Serving people quality food for a price isn’t what it used to be. The modern-day restaurant is serving up drinks and food with a side of tricks to cut corners and save money. An investment adviser activist group, Starboard Value, has exposed the innards of the restaurant business so the public and investors can make more informed decisions with their buying power.

Restaurants are eating establishments designed to satiate your cravings and fulfill your hunger while providing you nice service and a clean environment in exchange for financial compensation. But what would you do if you knew the place serving you was cheating you? Don’t let them pull the wool over your eyes by becoming more aware of what exactly you’re purchasing.

Running a successful restaurant business is difficult, and it’s no surprise 60 percent don’t make it past their first year of opening their doors. After five years, a total of 80 percent of restaurants fail and go under, according to Cornell University. The food industry is a very high-risk type of business venture, which is exactly why creatively cutting corners seems like a good way to pinch pennies on their slim margins.

10 Tricks Of The Restaurant Trade:

1. Baby Burgers

This year there was a rise in beef prices, so restaurants responded by decreasing the ounces of the burgers without patrons noticing. Instead of an eight-ounce burger patty, they cut out an ounce or two gradually. Then they started ordering smaller buns to hide the fact there’s less meat.

2. Renaming Your Food

If you’re in a nice seafood restaurant, there’s a good chance you’ll see Chilean sea bass on the menu. But that’s only its trade name in the U.S., renamed to sound more delicious. When it was sold under its real name, the Patagonian toothfish, it just wasn’t selling enough.

3. Skimping On The Salt

Darden Restaurants, the parent company of Olive Garden , saves by not adding it to their pasta when cooking. This makes their pots last longer because the sodium grains eat away at the finishing after time. Other restaurants may follow suit to save money, but that doesn't mean their food's lower in sodium. They're just heavy on the salt shaker once it's out of the pot and onto your plate.

4. Up-Charging Cheap Wine

That $15 bottle of wine you just purchased off the menu actually cost the restaurant $2.50. That’s six times the price of the original retail price. The quality of the bottle is generally not in question, but if the price is questioned the restaurant has an answer.
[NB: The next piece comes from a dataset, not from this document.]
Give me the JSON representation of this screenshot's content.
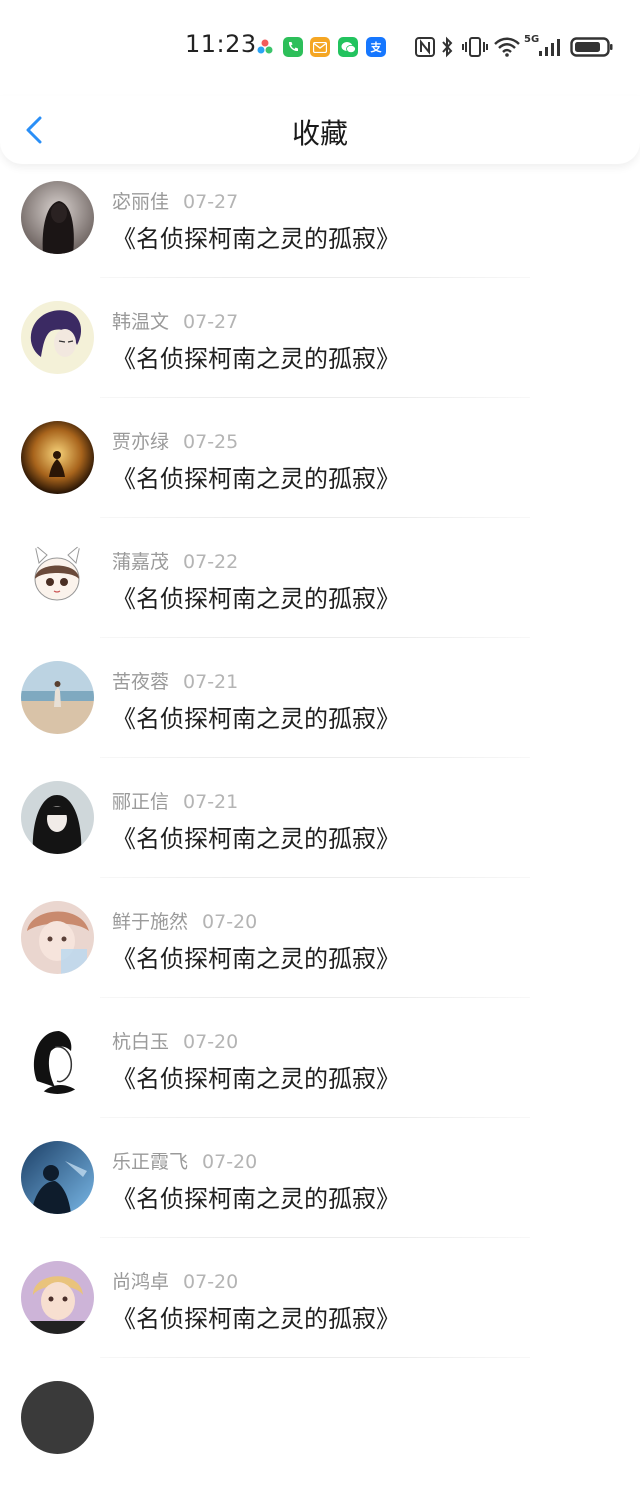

They can make a special liquor order (SLO) for wines not found at your local liquor store so they seem fancier, rarer, more refined if you will. Regardless, it’s still a cheap bottle of wine.

5. Not Enough Head On the Beer

It’s not just the wine that’s tomfoolery at a restaurant, but also the beer you’ve been poured. If it has a thin head, it’s no coincidence. This is an area where restaurants can save a couple pennies because saving the oily one-inch head foam at the top of the beer can stretch the kegs. The difference between pouring a beer with a half an inch of foam and a full inch can save approximately 20 beers per keg.

6. Sad Salads

Restaurants will put fewer berries and nuts on their expensive seasonal salads just to stretch their inventory longer. The portions begin to change and fewer berries begin to appear on the plate, however, patrons rarely notice because it’s mixed in with greens and dressing to distract from the void.

7. Formaldehyde Shrimp, Anyone?

When shrimp replaced tuna as the most frequently eaten seafood in the U.S. 10 years ago, the shrimp-farming market in Asia exploded. These cheap farm-raised shrimp were on nearly every fancy restaurant menu in America, but they needed to keep the massive amounts clean. The Food and Drug Administration (FDA) stepped in and approved of the use of formalin, a diluted form of formaldehyde.

8. Menu Position Play

Restaurant consulting firm Aaron Allen & Associations said a restaurant can net $1,000 more per month by just rearranging the menu items. Studies using eye trackers have found the middle of the page is the sweet spot. It’s where the patron’s eyes gravitate toward. Most people will make their purchasing decision based on what’s in the middle, which means putting items that drive good margins can boost revenue. The dish doesn’t even have to be the most expensive, it’s just what costs them the least to make them the most money.

9. Shrinking Plates

When food prices rise across the board, restaurants will trade in their 12-inch plates for 11-inchers to fool the mind into thinking there’s no less food on their plate. According to Mindless Eating author Brian Wansink, it isn’t a bad idea considering smaller plates encourage portion control, which is just what a country that’s one-third obese needs.

10. Heavy On The Silverware

A light fork and a nice cut of steak are a bad combination. Studies have shown patrons will grade a steak at a higher quality if they use a heavy knife and fork. The same steak with a lighter fork will be graded lower. It may cost the restaurant more initially, but their ratings will be higher in the long term.